■ **What the task asks**
An exact copy of every record, without the pictures, is what should come back.
(Beginning of Listed records)
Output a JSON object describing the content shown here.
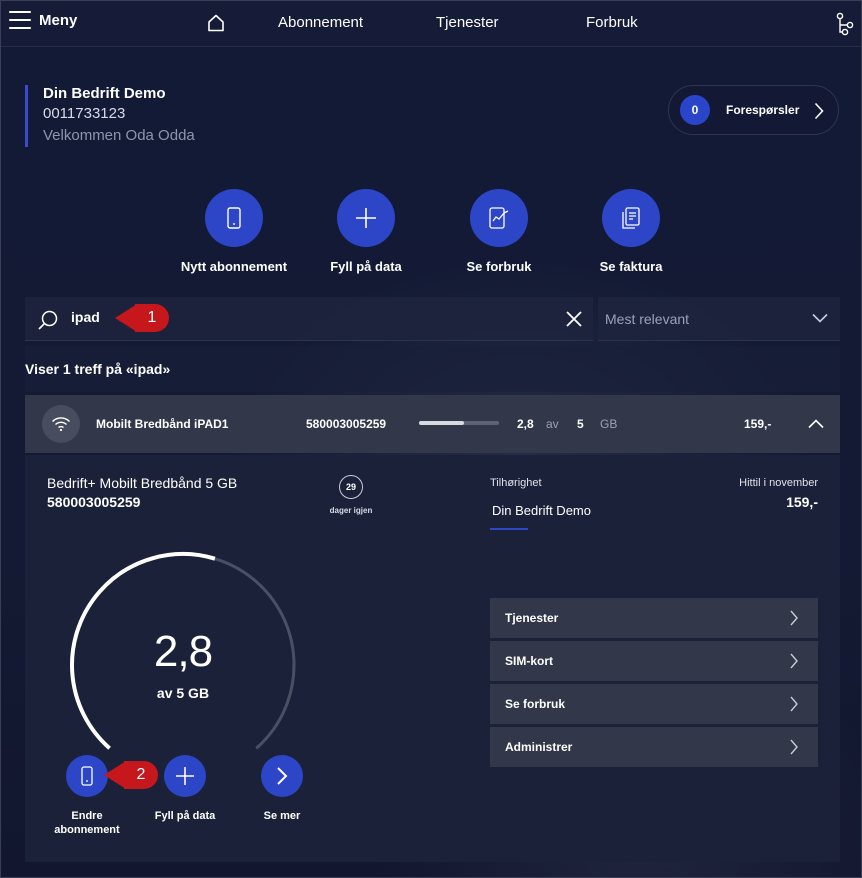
{
  "nav": {
    "menu_label": "Meny",
    "links": [
      "Abonnement",
      "Tjenester",
      "Forbruk"
    ]
  },
  "company": {
    "name": "Din Bedrift Demo",
    "number": "0011733123",
    "welcome": "Velkommen Oda Odda"
  },
  "requests": {
    "count": "0",
    "label": "Forespørsler"
  },
  "quick_actions": [
    {
      "label": "Nytt abonnement",
      "icon": "phone-icon"
    },
    {
      "label": "Fyll på data",
      "icon": "plus-icon"
    },
    {
      "label": "Se forbruk",
      "icon": "usage-chart-icon"
    },
    {
      "label": "Se faktura",
      "icon": "invoice-icon"
    }
  ],
  "search": {
    "value": "ipad",
    "placeholder": ""
  },
  "sort": {
    "selected": "Mest relevant"
  },
  "annotations": {
    "one": "1",
    "two": "2"
  },
  "results": {
    "summary": "Viser 1 treff på «ipad»"
  },
  "subscription": {
    "name": "Mobilt Bredbånd iPAD1",
    "number": "580003005259",
    "used": "2,8",
    "of_label": "av",
    "total": "5",
    "unit": "GB",
    "price": "159,-",
    "usage_fraction": 0.56
  },
  "detail": {
    "plan_name": "Bedrift+ Mobilt Bredbånd 5 GB",
    "plan_number": "580003005259",
    "days_left": "29",
    "days_label": "dager igjen",
    "belonging_label": "Tilhørighet",
    "belonging_value": "Din Bedrift Demo",
    "period_label": "Hittil i november",
    "period_value": "159,-",
    "gauge_value": "2,8",
    "gauge_sub": "av 5 GB",
    "actions": [
      {
        "label_line1": "Endre",
        "label_line2": "abonnement"
      },
      {
        "label_line1": "Fyll på data",
        "label_line2": ""
      },
      {
        "label_line1": "Se mer",
        "label_line2": ""
      }
    ],
    "links": [
      "Tjenester",
      "SIM-kort",
      "Se forbruk",
      "Administrer"
    ]
  },
  "colors": {
    "accent": "#2c46c7",
    "badge": "#c5171c",
    "background": "#131a36",
    "row": "#323849"
  }
}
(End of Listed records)
■ **Answer section**
Output a JSON object describing the content shown here.
{
  "nav": {
    "menu_label": "Meny",
    "links": [
      "Abonnement",
      "Tjenester",
      "Forbruk"
    ]
  },
  "company": {
    "name": "Din Bedrift Demo",
    "number": "0011733123",
    "welcome": "Velkommen Oda Odda"
  },
  "requests": {
    "count": "0",
    "label": "Forespørsler"
  },
  "quick_actions": [
    {
      "label": "Nytt abonnement",
      "icon": "phone-icon"
    },
    {
      "label": "Fyll på data",
      "icon": "plus-icon"
    },
    {
      "label": "Se forbruk",
      "icon": "usage-chart-icon"
    },
    {
      "label": "Se faktura",
      "icon": "invoice-icon"
    }
  ],
  "search": {
    "value": "ipad",
    "placeholder": ""
  },
  "sort": {
    "selected": "Mest relevant"
  },
  "annotations": {
    "one": "1",
    "two": "2"
  },
  "results": {
    "summary": "Viser 1 treff på «ipad»"
  },
  "subscription": {
    "name": "Mobilt Bredbånd iPAD1",
    "number": "580003005259",
    "used": "2,8",
    "of_label": "av",
    "total": "5",
    "unit": "GB",
    "price": "159,-",
    "usage_fraction": 0.56
  },
  "detail": {
    "plan_name": "Bedrift+ Mobilt Bredbånd 5 GB",
    "plan_number": "580003005259",
    "days_left": "29",
    "days_label": "dager igjen",
    "belonging_label": "Tilhørighet",
    "belonging_value": "Din Bedrift Demo",
    "period_label": "Hittil i november",
    "period_value": "159,-",
    "gauge_value": "2,8",
    "gauge_sub": "av 5 GB",
    "actions": [
      {
        "label_line1": "Endre",
        "label_line2": "abonnement"
      },
      {
        "label_line1": "Fyll på data",
        "label_line2": ""
      },
      {
        "label_line1": "Se mer",
        "label_line2": ""
      }
    ],
    "links": [
      "Tjenester",
      "SIM-kort",
      "Se forbruk",
      "Administrer"
    ]
  },
  "colors": {
    "accent": "#2c46c7",
    "badge": "#c5171c",
    "background": "#131a36",
    "row": "#323849"
  }
}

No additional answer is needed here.